Meanwhile, patient counts at the Children's Hospital—like most pediatric institutions nationally—were lower than normal. And the Children's Hospital's respiratory and pulmonary unit had 30 negative pressure rooms; it was an ideal setting for an adult outpatient infusion clinic.
"It felt like it was almost meant to be," Smith says. "We were in an extremely unique position to do this—with the staff, beds, negative pressure rooms and low census—it all made sense and lined up."
Pediatric experience a difference maker for adult patients
But it was more than just empty beds and available staff that made Smith's team a perfect fit for infusion clinic duty. Since only COVID-19 patients who were at high risk for severe illness were eligible for antibody infusion at the time, many were anxious and scared. Smith says her team's training and experience in pediatrics suited them to work with the adult patients.
"Pediatric nurses are definitely used to dealing with fear—our patients are afraid of things that wouldn't be scary for adults," Smith says. "Having the experience of calming our scared kiddos and parents was definitely a skill we were able to use."
The pediatric nurses also helped improve the treatment process. After about a week of assisting with infusions, Smith's team members noticed expanding some order sets could prevent some COVID-19 patients from requiring a trip to the emergency room (ER).
If some patients, they suggested, could be given Tylenol for a fever or a bolus of liquid for dehydration, their symptoms would improve, and they could receive their antibody infusion instead of being sent to the crowded ER. Leadership implemented the recommendations, which reduced ER admissions for many COVID-19 patients, according to Smith.
Power of positive thinking
The impact Smith and her team of about 20 nurses had on patient care at Saint Francis Hospital is significant: In addition to helping hundreds of COVID-19 patients recover with antibody infusions, the nurses alleviated a stressed health care system and provided much-needed help to their colleagues on the adult side.

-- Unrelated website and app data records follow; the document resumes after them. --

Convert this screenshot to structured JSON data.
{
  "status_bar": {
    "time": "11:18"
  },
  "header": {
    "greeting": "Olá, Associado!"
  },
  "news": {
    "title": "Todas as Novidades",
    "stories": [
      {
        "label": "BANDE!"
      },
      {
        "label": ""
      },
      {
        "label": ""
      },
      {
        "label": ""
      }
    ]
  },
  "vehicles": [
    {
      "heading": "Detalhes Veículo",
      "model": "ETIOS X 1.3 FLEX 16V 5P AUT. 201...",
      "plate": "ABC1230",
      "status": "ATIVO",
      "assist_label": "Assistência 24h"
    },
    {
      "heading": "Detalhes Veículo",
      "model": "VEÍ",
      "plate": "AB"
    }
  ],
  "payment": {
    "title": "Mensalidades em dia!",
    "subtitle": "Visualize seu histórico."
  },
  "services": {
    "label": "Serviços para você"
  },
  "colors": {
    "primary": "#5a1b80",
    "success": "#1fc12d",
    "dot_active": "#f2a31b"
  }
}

For Smith, the response from her team serves as a tremendous source of pride.
"I was so impressed with the attitude of my team," Smith says. "Nurses have obviously been very stressed working in a hospital during a pandemic, but every day they were all just excited to be there and help—it definitely wouldn't have happened without them."